● WHAT THE TASK ASKS
Out of the data below, copy every line with the string "сторінок".

..............................

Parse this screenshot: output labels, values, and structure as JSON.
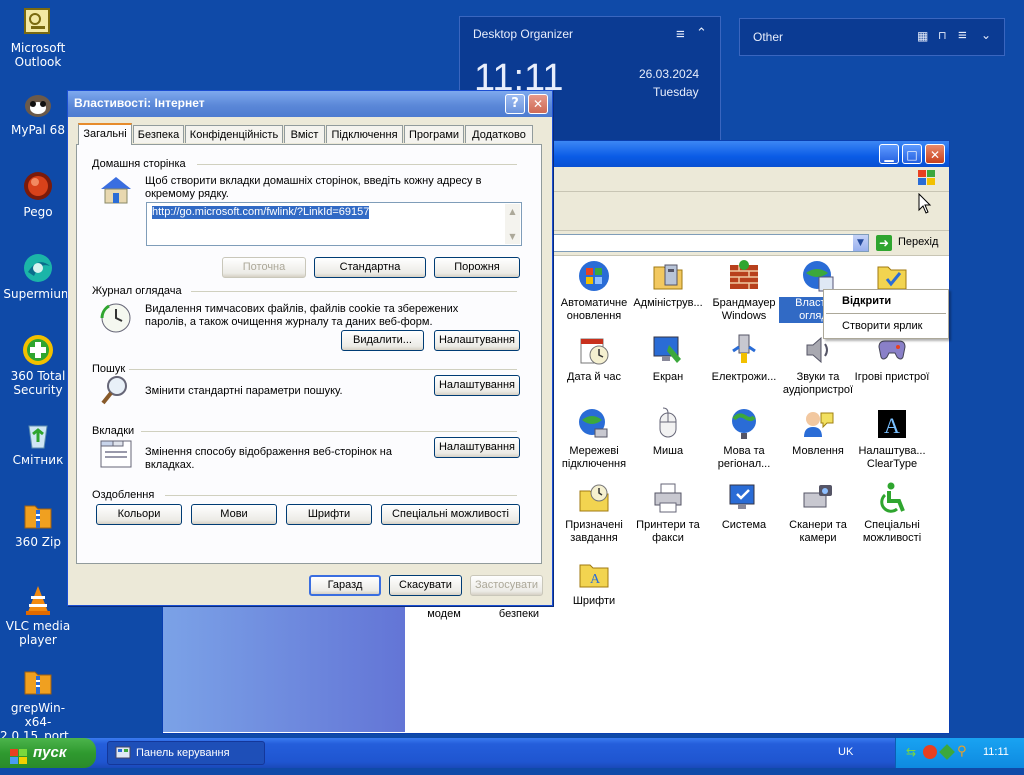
{
  "desktop": {
    "icons": [
      {
        "label": "Microsoft Outlook",
        "icon": "outlook-icon"
      },
      {
        "label": "MyPal 68",
        "icon": "mypal-icon"
      },
      {
        "label": "Pego",
        "icon": "pego-icon"
      },
      {
        "label": "Supermium",
        "icon": "supermium-icon"
      },
      {
        "label": "360 Total Security",
        "icon": "shield-plus-icon"
      },
      {
        "label": "Смітник",
        "icon": "recycle-bin-icon"
      },
      {
        "label": "360 Zip",
        "icon": "zip-icon"
      },
      {
        "label": "VLC media player",
        "icon": "vlc-cone-icon"
      },
      {
        "label": "grepWin-x64-2.0.15_port...",
        "icon": "archive-icon"
      }
    ]
  },
  "organizer": {
    "title": "Desktop Organizer",
    "time": "11:11",
    "date": "26.03.2024",
    "weekday": "Tuesday",
    "other_title": "Other"
  },
  "control_panel": {
    "go_label": "Перехід",
    "context_menu": [
      "Відкрити",
      "Створити ярлик"
    ],
    "items": [
      {
        "label": "Автоматичне оновлення",
        "icon": "windows-update-icon"
      },
      {
        "label": "Адмініструв...",
        "icon": "admin-tools-icon"
      },
      {
        "label": "Брандмауер Windows",
        "icon": "firewall-icon"
      },
      {
        "label": "Власти... огляд...",
        "icon": "internet-options-icon"
      },
      {
        "label": "",
        "icon": "folder-options-icon"
      },
      {
        "label": "Дата й час",
        "icon": "clock-icon"
      },
      {
        "label": "Екран",
        "icon": "display-icon"
      },
      {
        "label": "Електрожи...",
        "icon": "power-icon"
      },
      {
        "label": "Звуки та аудіопристрої",
        "icon": "speaker-icon"
      },
      {
        "label": "Ігрові пристрої",
        "icon": "gamepad-icon"
      },
      {
        "label": "Мережеві підключення",
        "icon": "network-icon"
      },
      {
        "label": "Миша",
        "icon": "mouse-icon"
      },
      {
        "label": "Мова та регіонал...",
        "icon": "globe-icon"
      },
      {
        "label": "Мовлення",
        "icon": "speech-icon"
      },
      {
        "label": "Налаштува... ClearType",
        "icon": "cleartype-icon"
      },
      {
        "label": "Призначені завдання",
        "icon": "scheduled-tasks-icon"
      },
      {
        "label": "Принтери та факси",
        "icon": "printer-icon"
      },
      {
        "label": "Система",
        "icon": "system-icon"
      },
      {
        "label": "Сканери та камери",
        "icon": "scanner-icon"
      },
      {
        "label": "Спеціальні можливості",
        "icon": "accessibility-icon"
      },
      {
        "label": "Шрифти",
        "icon": "fonts-folder-icon"
      }
    ],
    "bottom_labels": [
      "модем",
      "безпеки"
    ]
  },
  "dialog": {
    "title": "Властивості: Інтернет",
    "tabs": [
      "Загальні",
      "Безпека",
      "Конфіденційність",
      "Вміст",
      "Підключення",
      "Програми",
      "Додатково"
    ],
    "home": {
      "group": "Домашня сторінка",
      "description": "Щоб створити вкладки домашніх сторінок, введіть кожну адресу в окремому рядку.",
      "url": "http://go.microsoft.com/fwlink/?LinkId=69157",
      "btn_current": "Поточна",
      "btn_default": "Стандартна",
      "btn_blank": "Порожня"
    },
    "history": {
      "group": "Журнал оглядача",
      "description": "Видалення тимчасових файлів, файлів cookie та збережених паролів, а також очищення журналу та даних веб-форм.",
      "btn_delete": "Видалити...",
      "btn_settings": "Налаштування"
    },
    "search": {
      "group": "Пошук",
      "description": "Змінити стандартні параметри пошуку.",
      "btn_settings": "Налаштування"
    },
    "tabs_group": {
      "group": "Вкладки",
      "description": "Змінення способу відображення веб-сторінок на вкладках.",
      "btn_settings": "Налаштування"
    },
    "appearance": {
      "group": "Оздоблення",
      "btn_colors": "Кольори",
      "btn_languages": "Мови",
      "btn_fonts": "Шрифти",
      "btn_accessibility": "Спеціальні можливості"
    },
    "btn_ok": "Гаразд",
    "btn_cancel": "Скасувати",
    "btn_apply": "Застосувати"
  },
  "taskbar": {
    "start_label": "пуск",
    "task": "Панель керування",
    "language": "UK",
    "time": "11:11"
  }
}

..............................

● WRITTEN SOLUTION
      "description": "Щоб створити вкладки домашніх сторінок, введіть кожну адресу в окремому рядку.",
      "description": "Змінення способу відображення веб-сторінок на вкладках.",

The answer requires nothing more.